**TO DO:** Write each line exactly as it stands, from the line containing "Enumerate this screenshot's" through the end of the data.

**DATASET RECORDS:**

----------------------------------------

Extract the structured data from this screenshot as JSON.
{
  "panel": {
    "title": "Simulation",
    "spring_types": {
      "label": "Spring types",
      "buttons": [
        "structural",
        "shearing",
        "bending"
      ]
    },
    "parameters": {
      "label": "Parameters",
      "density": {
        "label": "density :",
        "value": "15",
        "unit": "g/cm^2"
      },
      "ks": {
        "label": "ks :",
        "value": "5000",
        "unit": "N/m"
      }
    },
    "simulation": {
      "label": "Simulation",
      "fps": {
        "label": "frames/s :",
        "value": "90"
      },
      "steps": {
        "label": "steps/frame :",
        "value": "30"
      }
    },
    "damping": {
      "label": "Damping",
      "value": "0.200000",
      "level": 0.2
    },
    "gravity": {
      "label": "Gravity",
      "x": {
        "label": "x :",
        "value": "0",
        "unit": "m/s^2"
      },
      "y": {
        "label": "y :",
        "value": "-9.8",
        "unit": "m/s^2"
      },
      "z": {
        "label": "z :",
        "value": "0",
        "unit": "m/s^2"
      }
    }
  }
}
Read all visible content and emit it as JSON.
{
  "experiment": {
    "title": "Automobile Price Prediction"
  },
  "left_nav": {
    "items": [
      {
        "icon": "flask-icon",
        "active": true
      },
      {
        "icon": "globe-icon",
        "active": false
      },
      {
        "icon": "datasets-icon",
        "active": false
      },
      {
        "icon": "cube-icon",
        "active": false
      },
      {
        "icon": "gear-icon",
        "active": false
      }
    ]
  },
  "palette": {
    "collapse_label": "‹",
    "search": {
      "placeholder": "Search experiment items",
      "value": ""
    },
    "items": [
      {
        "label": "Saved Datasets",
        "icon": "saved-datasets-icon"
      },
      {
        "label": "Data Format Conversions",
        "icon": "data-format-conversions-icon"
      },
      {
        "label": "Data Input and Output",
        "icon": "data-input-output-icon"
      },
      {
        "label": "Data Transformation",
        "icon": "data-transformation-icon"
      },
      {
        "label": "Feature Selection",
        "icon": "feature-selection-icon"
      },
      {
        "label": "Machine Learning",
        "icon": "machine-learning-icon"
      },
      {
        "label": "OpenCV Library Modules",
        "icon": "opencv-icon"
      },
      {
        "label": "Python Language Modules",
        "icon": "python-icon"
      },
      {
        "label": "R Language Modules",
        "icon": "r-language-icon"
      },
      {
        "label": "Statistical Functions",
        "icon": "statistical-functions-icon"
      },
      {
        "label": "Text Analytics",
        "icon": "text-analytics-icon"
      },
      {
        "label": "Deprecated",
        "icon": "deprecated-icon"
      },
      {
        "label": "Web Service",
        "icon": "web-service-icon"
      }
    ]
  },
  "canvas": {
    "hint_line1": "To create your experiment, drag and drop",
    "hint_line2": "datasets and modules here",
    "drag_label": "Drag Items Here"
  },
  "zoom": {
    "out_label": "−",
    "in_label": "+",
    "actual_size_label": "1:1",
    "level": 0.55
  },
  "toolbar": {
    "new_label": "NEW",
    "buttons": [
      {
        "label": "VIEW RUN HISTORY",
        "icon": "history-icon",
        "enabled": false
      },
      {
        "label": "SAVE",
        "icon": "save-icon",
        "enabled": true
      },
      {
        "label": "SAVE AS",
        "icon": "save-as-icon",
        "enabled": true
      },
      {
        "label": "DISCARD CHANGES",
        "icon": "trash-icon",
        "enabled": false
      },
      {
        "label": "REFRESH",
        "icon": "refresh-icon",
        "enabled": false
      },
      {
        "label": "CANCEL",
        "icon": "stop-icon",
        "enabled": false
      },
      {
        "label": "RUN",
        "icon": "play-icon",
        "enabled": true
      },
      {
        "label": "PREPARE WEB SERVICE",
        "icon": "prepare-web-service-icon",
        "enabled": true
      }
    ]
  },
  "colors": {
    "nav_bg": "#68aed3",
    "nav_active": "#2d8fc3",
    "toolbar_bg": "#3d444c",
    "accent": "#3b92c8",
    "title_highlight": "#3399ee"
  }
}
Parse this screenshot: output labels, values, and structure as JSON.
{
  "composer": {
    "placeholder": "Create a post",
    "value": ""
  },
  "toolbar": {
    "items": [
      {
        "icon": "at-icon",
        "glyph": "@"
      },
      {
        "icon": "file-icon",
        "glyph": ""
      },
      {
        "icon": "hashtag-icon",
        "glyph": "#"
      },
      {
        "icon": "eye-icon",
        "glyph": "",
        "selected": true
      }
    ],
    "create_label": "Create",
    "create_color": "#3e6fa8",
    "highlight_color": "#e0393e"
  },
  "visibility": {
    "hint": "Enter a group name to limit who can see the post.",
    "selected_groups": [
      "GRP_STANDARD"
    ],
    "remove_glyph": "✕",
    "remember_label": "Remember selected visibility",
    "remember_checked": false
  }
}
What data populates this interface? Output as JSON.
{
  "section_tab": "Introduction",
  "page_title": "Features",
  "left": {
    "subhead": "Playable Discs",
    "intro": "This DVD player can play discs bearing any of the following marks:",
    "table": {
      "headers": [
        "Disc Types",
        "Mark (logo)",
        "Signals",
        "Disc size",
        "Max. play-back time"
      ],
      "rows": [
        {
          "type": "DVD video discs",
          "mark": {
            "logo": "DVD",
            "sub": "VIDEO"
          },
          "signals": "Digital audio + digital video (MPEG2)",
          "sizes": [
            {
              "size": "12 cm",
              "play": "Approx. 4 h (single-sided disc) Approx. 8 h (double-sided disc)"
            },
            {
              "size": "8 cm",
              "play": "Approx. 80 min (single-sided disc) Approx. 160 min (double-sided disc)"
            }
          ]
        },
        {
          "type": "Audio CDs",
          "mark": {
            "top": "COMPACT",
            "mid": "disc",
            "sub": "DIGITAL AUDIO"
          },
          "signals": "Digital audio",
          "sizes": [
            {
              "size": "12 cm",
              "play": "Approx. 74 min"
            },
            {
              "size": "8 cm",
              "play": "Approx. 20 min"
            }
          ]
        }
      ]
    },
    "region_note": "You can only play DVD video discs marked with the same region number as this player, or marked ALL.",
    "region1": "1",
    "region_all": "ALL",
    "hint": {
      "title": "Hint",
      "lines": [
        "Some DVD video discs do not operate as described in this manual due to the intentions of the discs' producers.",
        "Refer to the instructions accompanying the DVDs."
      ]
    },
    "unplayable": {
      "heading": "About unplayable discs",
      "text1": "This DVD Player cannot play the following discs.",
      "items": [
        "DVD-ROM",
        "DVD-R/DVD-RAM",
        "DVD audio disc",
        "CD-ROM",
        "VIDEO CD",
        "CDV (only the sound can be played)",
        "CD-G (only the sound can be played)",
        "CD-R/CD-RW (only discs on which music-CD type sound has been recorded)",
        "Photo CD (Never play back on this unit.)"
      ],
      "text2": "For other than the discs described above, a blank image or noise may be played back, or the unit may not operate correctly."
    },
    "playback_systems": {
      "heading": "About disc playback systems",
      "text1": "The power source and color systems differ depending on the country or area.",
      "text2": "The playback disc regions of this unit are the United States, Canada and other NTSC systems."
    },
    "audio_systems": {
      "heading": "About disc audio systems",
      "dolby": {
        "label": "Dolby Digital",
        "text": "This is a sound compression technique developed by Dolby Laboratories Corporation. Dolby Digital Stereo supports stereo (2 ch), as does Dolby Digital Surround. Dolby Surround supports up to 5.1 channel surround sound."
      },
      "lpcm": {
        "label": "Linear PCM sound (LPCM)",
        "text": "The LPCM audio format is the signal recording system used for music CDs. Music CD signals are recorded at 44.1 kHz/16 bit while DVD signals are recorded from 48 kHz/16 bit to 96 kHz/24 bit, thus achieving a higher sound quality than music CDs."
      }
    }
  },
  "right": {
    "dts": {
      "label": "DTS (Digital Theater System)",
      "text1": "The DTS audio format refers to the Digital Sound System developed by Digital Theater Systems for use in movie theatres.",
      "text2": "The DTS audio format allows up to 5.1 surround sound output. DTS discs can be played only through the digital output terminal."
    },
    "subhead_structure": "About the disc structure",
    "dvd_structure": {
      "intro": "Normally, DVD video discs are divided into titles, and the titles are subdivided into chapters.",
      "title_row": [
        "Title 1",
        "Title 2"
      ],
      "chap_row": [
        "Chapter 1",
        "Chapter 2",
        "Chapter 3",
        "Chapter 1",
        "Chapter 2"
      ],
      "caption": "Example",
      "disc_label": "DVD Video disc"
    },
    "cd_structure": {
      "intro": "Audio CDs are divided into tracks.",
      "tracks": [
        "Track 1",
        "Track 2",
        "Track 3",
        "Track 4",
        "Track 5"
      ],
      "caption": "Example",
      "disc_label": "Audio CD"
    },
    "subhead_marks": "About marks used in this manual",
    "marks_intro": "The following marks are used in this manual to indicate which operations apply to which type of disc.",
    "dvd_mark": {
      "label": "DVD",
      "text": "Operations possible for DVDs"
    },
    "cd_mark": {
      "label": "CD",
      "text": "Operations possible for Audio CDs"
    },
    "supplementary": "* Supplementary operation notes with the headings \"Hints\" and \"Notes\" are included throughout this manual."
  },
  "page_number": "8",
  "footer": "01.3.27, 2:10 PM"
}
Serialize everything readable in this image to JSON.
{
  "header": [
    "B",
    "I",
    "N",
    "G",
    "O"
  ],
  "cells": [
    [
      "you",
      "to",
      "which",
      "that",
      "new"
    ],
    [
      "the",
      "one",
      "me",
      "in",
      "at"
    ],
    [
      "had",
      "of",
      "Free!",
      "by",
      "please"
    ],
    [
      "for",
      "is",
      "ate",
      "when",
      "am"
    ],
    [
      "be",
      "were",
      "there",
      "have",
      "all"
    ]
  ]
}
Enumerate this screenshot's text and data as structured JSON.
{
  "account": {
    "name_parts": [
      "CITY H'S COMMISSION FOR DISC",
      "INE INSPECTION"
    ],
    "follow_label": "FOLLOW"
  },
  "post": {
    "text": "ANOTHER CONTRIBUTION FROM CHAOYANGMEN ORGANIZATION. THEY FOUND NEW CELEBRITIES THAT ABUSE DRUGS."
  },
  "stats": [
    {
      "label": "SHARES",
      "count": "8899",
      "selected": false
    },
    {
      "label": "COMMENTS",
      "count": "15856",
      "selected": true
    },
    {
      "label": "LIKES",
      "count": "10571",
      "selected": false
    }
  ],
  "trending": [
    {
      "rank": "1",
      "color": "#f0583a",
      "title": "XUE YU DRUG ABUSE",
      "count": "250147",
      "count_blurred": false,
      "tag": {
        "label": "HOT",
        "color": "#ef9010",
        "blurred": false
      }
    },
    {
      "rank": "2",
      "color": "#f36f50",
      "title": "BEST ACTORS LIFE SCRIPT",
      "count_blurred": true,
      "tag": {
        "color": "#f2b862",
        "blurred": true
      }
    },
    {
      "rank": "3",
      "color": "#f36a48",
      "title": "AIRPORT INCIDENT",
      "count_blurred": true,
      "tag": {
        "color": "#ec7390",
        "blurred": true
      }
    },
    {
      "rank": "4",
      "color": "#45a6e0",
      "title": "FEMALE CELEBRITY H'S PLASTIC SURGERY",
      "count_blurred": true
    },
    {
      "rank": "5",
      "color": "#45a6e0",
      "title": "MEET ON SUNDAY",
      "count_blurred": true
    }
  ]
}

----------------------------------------

**WRITTEN RESPONSE:**
Enumerate this screenshot's text and data as structured JSON.
{
  "account": {
    "name_parts": [
      "CITY H'S COMMISSION FOR DISC",
      "INE INSPECTION"
    ],
    "follow_label": "FOLLOW"
  },
  "post": {
    "text": "ANOTHER CONTRIBUTION FROM CHAOYANGMEN ORGANIZATION. THEY FOUND NEW CELEBRITIES THAT ABUSE DRUGS."
  },
  "stats": [
    {
      "label": "SHARES",
      "count": "8899",
      "selected": false
    },
    {
      "label": "COMMENTS",
      "count": "15856",
      "selected": true
    },
    {
      "label": "LIKES",
      "count": "10571",
      "selected": false
    }
  ],
  "trending": [
    {
      "rank": "1",
      "color": "#f0583a",
      "title": "XUE YU DRUG ABUSE",
      "count": "250147",
      "count_blurred": false,
      "tag": {
        "label": "HOT",
        "color": "#ef9010",
        "blurred": false
      }
    },
    {
      "rank": "2",
      "color": "#f36f50",
      "title": "BEST ACTORS LIFE SCRIPT",
      "count_blurred": true,
      "tag": {
        "color": "#f2b862",
        "blurred": true
      }
    },
    {
      "rank": "3",
      "color": "#f36a48",
      "title": "AIRPORT INCIDENT",
      "count_blurred": true,
      "tag": {
        "color": "#ec7390",
        "blurred": true
      }
    },
    {
      "rank": "4",
      "color": "#45a6e0",
      "title": "FEMALE CELEBRITY H'S PLASTIC SURGERY",
      "count_blurred": true
    },
    {
      "rank": "5",
      "color": "#45a6e0",
      "title": "MEET ON SUNDAY",
      "count_blurred": true
    }
  ]
}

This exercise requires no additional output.